TASK DESCRIPTION:
Write all of the entries out again exactly.

RECORDS FOR PROCESSING:

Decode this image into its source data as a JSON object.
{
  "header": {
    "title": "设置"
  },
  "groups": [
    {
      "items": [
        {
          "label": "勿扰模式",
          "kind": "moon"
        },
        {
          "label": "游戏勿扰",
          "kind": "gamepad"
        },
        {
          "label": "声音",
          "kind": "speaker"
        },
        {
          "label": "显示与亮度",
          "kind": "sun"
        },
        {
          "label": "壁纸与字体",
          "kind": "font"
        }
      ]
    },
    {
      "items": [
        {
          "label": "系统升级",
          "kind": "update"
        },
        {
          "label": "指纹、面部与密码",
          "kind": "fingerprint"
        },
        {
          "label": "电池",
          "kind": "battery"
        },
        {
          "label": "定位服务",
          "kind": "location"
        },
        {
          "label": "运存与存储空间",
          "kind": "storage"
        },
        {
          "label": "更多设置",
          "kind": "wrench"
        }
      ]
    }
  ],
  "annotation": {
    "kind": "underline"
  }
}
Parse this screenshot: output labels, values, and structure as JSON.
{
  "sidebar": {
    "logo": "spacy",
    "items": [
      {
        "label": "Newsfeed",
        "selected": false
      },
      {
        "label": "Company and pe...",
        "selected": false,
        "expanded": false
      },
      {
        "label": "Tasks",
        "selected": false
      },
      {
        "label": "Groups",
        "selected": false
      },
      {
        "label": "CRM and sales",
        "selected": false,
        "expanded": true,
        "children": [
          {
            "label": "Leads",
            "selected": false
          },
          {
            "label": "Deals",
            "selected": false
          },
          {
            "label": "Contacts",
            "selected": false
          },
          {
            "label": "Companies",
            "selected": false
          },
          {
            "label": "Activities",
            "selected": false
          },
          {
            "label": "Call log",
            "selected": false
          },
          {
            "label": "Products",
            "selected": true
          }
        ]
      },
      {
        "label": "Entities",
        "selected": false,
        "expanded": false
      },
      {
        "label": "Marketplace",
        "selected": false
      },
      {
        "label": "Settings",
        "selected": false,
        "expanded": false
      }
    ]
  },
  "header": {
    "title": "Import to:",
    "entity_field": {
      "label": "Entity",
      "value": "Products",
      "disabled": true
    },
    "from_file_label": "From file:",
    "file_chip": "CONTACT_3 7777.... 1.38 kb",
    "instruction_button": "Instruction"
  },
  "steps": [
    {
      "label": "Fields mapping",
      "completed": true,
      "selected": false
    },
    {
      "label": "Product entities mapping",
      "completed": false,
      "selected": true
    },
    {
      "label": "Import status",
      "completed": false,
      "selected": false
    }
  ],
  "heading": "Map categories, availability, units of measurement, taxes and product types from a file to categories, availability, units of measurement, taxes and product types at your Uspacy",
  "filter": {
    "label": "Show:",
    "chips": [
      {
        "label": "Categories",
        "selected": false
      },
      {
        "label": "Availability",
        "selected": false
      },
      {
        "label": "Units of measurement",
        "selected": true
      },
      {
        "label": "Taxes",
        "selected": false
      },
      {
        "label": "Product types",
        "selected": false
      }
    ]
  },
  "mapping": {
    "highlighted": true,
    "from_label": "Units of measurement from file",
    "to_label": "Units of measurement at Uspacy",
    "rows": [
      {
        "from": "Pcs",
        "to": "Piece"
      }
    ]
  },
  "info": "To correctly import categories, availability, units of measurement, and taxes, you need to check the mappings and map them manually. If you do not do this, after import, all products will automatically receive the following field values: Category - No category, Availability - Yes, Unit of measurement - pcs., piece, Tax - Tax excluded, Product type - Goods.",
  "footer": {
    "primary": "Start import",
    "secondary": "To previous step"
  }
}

TASK SOLUTION:
Decode this image into its source data as a JSON object.
{
  "header": {
    "title": "设置"
  },
  "groups": [
    {
      "items": [
        {
          "label": "勿扰模式",
          "kind": "moon"
        },
        {
          "label": "游戏勿扰",
          "kind": "gamepad"
        },
        {
          "label": "声音",
          "kind": "speaker"
        },
        {
          "label": "显示与亮度",
          "kind": "sun"
        },
        {
          "label": "壁纸与字体",
          "kind": "font"
        }
      ]
    },
    {
      "items": [
        {
          "label": "系统升级",
          "kind": "update"
        },
        {
          "label": "指纹、面部与密码",
          "kind": "fingerprint"
        },
        {
          "label": "电池",
          "kind": "battery"
        },
        {
          "label": "定位服务",
          "kind": "location"
        },
        {
          "label": "运存与存储空间",
          "kind": "storage"
        },
        {
          "label": "更多设置",
          "kind": "wrench"
        }
      ]
    }
  ],
  "annotation": {
    "kind": "underline"
  }
}
Parse this screenshot: output labels, values, and structure as JSON.
{
  "sidebar": {
    "logo": "spacy",
    "items": [
      {
        "label": "Newsfeed",
        "selected": false
      },
      {
        "label": "Company and pe...",
        "selected": false,
        "expanded": false
      },
      {
        "label": "Tasks",
        "selected": false
      },
      {
        "label": "Groups",
        "selected": false
      },
      {
        "label": "CRM and sales",
        "selected": false,
        "expanded": true,
        "children": [
          {
            "label": "Leads",
            "selected": false
          },
          {
            "label": "Deals",
            "selected": false
          },
          {
            "label": "Contacts",
            "selected": false
          },
          {
            "label": "Companies",
            "selected": false
          },
          {
            "label": "Activities",
            "selected": false
          },
          {
            "label": "Call log",
            "selected": false
          },
          {
            "label": "Products",
            "selected": true
          }
        ]
      },
      {
        "label": "Entities",
        "selected": false,
        "expanded": false
      },
      {
        "label": "Marketplace",
        "selected": false
      },
      {
        "label": "Settings",
        "selected": false,
        "expanded": false
      }
    ]
  },
  "header": {
    "title": "Import to:",
    "entity_field": {
      "label": "Entity",
      "value": "Products",
      "disabled": true
    },
    "from_file_label": "From file:",
    "file_chip": "CONTACT_3 7777.... 1.38 kb",
    "instruction_button": "Instruction"
  },
  "steps": [
    {
      "label": "Fields mapping",
      "completed": true,
      "selected": false
    },
    {
      "label": "Product entities mapping",
      "completed": false,
      "selected": true
    },
    {
      "label": "Import status",
      "completed": false,
      "selected": false
    }
  ],
  "heading": "Map categories, availability, units of measurement, taxes and product types from a file to categories, availability, units of measurement, taxes and product types at your Uspacy",
  "filter": {
    "label": "Show:",
    "chips": [
      {
        "label": "Categories",
        "selected": false
      },
      {
        "label": "Availability",
        "selected": false
      },
      {
        "label": "Units of measurement",
        "selected": true
      },
      {
        "label": "Taxes",
        "selected": false
      },
      {
        "label": "Product types",
        "selected": false
      }
    ]
  },
  "mapping": {
    "highlighted": true,
    "from_label": "Units of measurement from file",
    "to_label": "Units of measurement at Uspacy",
    "rows": [
      {
        "from": "Pcs",
        "to": "Piece"
      }
    ]
  },
  "info": "To correctly import categories, availability, units of measurement, and taxes, you need to check the mappings and map them manually. If you do not do this, after import, all products will automatically receive the following field values: Category - No category, Availability - Yes, Unit of measurement - pcs., piece, Tax - Tax excluded, Product type - Goods.",
  "footer": {
    "primary": "Start import",
    "secondary": "To previous step"
  }
}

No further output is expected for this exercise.